Leaders take risks. You are all aware of that, and that awareness leads to something we don’t like to talk about. In 2015, I blogged about the Stories We Tell Ourselves. I skipped a big one.
The story we tell ourselves is that if we take a risk we’ll embarrass ourselves so badly we won’t be able to face our colleagues and administrators. It could even potentially cause us to lose our job. And that story is the secret reason why some librarians avoid taking on the challenge of leadership.
Fear of failure can be crippling. It keeps you from growing. Oddly enough, the converse is an equally big barrier—fear of success. If you are successful, people will expect you to continue to do more.
And just like the other stories, it is only that —a story. No one is suggesting you suddenly decide to campaign to redesign your library as a learning commons if you have never done anything to make your presence known in your building, but you do need to take some first steps. You do need to build some “street cred” first.
Start small. Share your knowledge of new web and app resources by sending weekly emails to teachers describing just one, explaining how it could be used, and offering to provide one-on-one help for them to learn it. Include your principal in the email. You may not get any takers at first, but eventually one will click with a teacher. Slowly, teachers will begin to recognize the help you can give them.
There is no risk in doing that, but two important little goals have been achieved. You have stepped out of your comfort zone, and teachers begin to take you into consideration when planning a unit. And those two accomplishments are the first building blocks of that very important “street cred.” Look for other no-risk or minimal risk ideas.
Try a book club. If you don’t know how to do it, ask your library colleagues on your state association’s listserv or other places where librarians help each other. LM_NET is the big one, but there are many more. Once you know what you are doing, speak with your administrator before putting it in place. Explain your goal for the program, how you plan to run it, and acknowledge there is no guarantee it will work but is worth a try.
If you launch the club, send updates on activities and accomplishments to your principal. Include videos of the kids discussing the books. Now you have demonstrated your value to the administration. And your reputation as a leader begins to grow.
Then it’s time to take a few bigger risks. Gardening projects have proved very successful at the elementary level. There are connections to STEAM and the produce can be given to the cafeteria, to food banks, or a local shelter depending on what seems best for your community.

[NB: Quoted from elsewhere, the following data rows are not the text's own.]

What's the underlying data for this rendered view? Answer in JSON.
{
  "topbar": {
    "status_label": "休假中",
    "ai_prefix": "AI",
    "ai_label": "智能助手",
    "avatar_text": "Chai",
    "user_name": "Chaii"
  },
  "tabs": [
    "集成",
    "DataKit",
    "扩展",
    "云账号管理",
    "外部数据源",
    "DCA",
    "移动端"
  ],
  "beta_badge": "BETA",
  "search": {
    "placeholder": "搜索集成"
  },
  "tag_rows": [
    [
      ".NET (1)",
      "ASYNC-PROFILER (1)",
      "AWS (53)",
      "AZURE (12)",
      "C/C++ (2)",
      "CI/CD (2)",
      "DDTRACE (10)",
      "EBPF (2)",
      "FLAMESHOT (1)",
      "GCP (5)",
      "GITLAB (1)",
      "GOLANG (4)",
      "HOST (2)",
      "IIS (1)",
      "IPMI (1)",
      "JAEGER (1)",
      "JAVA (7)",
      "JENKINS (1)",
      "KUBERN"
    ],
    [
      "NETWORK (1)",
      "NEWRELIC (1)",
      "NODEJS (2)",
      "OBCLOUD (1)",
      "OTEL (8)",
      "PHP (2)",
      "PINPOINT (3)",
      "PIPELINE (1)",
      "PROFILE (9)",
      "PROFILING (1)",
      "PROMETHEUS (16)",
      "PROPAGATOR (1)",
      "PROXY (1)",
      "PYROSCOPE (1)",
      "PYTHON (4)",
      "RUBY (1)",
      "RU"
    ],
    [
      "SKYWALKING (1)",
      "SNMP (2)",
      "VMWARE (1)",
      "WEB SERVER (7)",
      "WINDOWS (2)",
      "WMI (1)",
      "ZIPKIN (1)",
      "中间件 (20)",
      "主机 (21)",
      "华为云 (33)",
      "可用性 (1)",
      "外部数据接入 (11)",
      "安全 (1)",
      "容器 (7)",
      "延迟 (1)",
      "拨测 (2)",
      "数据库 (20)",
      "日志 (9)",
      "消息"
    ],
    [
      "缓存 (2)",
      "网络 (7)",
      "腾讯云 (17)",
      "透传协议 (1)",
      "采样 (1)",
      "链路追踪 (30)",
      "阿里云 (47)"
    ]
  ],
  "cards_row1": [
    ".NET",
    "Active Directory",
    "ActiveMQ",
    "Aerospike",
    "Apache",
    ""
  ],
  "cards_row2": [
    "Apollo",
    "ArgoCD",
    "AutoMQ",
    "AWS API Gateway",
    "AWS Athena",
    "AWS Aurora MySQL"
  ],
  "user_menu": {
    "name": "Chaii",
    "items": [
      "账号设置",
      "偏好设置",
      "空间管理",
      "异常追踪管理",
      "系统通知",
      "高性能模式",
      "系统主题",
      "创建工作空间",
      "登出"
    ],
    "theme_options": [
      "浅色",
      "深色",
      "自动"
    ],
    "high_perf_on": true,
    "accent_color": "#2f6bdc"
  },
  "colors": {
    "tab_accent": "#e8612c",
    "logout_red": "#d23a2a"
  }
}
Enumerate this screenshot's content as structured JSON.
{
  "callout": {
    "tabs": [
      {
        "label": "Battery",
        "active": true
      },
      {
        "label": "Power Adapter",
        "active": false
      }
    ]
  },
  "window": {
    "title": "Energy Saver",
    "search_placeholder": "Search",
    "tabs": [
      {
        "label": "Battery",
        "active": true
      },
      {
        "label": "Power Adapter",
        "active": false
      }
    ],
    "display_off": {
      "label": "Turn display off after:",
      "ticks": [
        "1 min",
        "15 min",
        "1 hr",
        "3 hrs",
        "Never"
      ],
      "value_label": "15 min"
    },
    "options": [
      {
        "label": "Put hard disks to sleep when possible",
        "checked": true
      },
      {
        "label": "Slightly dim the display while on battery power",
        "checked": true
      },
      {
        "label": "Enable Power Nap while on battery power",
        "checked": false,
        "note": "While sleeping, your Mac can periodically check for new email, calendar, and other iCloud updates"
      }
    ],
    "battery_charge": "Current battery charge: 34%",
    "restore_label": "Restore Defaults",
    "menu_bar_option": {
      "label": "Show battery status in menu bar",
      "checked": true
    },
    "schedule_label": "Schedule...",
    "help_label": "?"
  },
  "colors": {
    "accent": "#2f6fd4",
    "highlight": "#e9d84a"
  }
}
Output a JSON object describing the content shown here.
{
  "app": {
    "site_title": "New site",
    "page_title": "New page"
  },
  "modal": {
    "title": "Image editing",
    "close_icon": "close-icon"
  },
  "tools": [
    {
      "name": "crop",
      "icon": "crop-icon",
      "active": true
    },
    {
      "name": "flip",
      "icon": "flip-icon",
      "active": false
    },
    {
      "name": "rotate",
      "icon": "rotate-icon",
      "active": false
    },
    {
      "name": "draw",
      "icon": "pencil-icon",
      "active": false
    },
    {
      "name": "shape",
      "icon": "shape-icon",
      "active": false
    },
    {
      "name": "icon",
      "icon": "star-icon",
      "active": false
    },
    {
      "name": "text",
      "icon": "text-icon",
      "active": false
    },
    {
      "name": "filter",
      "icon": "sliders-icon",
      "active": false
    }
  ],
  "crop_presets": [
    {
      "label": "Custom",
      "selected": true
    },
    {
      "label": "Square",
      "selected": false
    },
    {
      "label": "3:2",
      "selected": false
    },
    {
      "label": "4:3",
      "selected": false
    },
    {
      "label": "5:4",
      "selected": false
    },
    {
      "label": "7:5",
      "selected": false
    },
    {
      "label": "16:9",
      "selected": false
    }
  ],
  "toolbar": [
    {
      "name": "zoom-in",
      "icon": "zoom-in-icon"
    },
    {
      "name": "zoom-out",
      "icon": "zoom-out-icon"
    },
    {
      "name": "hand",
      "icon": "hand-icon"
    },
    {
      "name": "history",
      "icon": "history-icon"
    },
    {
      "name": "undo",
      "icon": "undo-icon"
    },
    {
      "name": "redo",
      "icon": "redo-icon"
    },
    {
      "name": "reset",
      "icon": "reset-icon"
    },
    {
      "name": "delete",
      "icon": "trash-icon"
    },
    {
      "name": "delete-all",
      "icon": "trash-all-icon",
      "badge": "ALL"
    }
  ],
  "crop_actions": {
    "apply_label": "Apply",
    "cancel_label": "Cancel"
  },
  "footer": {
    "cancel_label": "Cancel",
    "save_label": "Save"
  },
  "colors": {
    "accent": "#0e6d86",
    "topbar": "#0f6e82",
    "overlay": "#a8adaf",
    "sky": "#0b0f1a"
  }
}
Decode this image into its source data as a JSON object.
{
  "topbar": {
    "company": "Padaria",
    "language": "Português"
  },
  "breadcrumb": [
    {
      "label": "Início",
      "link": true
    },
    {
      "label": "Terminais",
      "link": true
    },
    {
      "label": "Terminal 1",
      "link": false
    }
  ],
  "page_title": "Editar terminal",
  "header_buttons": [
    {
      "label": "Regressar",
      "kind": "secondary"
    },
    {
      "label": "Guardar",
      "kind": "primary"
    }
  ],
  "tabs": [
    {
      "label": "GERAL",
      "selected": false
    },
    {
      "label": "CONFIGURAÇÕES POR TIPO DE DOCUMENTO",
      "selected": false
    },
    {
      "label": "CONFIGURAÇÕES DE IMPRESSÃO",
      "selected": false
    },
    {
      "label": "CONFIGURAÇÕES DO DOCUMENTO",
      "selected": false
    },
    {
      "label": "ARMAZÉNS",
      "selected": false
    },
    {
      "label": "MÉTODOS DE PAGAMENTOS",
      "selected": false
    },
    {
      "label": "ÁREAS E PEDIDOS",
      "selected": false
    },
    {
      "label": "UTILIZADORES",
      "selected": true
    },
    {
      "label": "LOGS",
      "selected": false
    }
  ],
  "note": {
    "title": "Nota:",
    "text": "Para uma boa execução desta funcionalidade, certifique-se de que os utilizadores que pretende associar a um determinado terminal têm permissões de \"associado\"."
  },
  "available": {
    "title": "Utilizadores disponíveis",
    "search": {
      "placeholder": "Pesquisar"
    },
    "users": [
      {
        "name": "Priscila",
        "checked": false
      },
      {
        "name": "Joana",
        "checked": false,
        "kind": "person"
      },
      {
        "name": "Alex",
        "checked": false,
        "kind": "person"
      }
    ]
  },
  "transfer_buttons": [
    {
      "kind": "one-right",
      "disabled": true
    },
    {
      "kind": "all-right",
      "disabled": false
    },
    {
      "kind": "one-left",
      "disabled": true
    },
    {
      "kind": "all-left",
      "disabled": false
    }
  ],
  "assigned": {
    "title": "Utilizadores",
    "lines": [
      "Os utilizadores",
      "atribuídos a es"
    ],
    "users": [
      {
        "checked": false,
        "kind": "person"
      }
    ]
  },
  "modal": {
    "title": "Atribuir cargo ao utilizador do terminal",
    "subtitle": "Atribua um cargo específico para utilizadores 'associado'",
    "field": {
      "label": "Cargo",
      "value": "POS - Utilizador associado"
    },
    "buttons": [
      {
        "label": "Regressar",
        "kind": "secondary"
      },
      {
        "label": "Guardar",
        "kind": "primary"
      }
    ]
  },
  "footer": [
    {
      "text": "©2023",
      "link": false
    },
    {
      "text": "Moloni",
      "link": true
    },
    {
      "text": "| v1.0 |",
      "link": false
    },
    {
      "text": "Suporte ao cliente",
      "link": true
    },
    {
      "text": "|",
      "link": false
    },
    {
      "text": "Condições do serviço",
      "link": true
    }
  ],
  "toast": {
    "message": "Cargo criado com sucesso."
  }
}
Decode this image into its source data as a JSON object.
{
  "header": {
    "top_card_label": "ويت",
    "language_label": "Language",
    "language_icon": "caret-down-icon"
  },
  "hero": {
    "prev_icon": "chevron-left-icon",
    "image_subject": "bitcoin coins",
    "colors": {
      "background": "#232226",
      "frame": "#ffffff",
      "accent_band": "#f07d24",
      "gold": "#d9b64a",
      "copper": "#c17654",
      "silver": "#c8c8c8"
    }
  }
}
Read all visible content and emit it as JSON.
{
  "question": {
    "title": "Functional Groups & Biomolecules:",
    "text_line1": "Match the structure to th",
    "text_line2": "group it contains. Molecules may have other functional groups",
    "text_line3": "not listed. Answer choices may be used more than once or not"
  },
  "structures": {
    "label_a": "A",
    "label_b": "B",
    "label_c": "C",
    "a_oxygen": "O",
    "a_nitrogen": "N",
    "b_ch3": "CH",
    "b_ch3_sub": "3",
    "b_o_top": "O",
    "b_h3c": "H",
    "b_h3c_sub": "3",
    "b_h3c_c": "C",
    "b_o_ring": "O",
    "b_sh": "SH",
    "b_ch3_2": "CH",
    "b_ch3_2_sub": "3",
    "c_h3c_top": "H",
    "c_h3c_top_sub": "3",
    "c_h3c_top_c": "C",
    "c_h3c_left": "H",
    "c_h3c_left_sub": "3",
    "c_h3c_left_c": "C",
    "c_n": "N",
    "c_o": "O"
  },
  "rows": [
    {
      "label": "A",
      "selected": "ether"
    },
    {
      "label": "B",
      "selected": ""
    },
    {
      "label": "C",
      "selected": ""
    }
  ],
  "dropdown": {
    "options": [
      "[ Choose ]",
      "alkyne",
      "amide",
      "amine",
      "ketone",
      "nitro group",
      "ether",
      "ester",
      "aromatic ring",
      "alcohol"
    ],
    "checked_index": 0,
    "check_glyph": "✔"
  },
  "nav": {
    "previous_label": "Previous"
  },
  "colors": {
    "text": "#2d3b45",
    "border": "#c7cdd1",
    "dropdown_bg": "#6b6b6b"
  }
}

Other low- risk projects include starting Hour of Code or a Makerspace. For either of those ideas, you can get all the help you need in organizing it from other librarians. We are an incredibly supportive profession.
These early risks build your confidence and you can begin to look for other possibilities. Are you thinking of genre-fying your collection? How about a Skype author visit? What about a joint project with students in another school district—or country? Before long you might even be ready to turn your library into the learning commons that had seemed an impossibility.
Being a building leader is vital. If you and your program are to thrive you must demonstrate you are invaluable to the entire educational community. Now that you see that risks don’t result in those disasters you imagined, you can step even further out of your comfort zone.
Take your place among leaders. There is always room for more. Choose one of your new successful programs and write a proposal to present it at your state conference. You may think it’s been done, but there are always librarians who haven’t tried it, and you bring your unique perspective to it. If it’s selected let your principal know. It will build your reputation even further.
Serve on one of your state association committees. Better yet volunteer to do the same in AASL or ISTE. Although it’s too late for this year’s AASL Conference IdeaLab, start planning to do it in two years at the next AASL conference. You would be in a large room with many other librarians all presenting their best ideas. You talk one-on-one with those who stop and want more information. Totally non-intimidating.
The first step in becoming a leader is deciding to step out of your comfort zone. Every leader has done so. I still take on challenges wondering how I am going to do it, but somehow it almost always works.
Have you stepped out of your comfort zone? What did you do? What was the result? Where do you need help?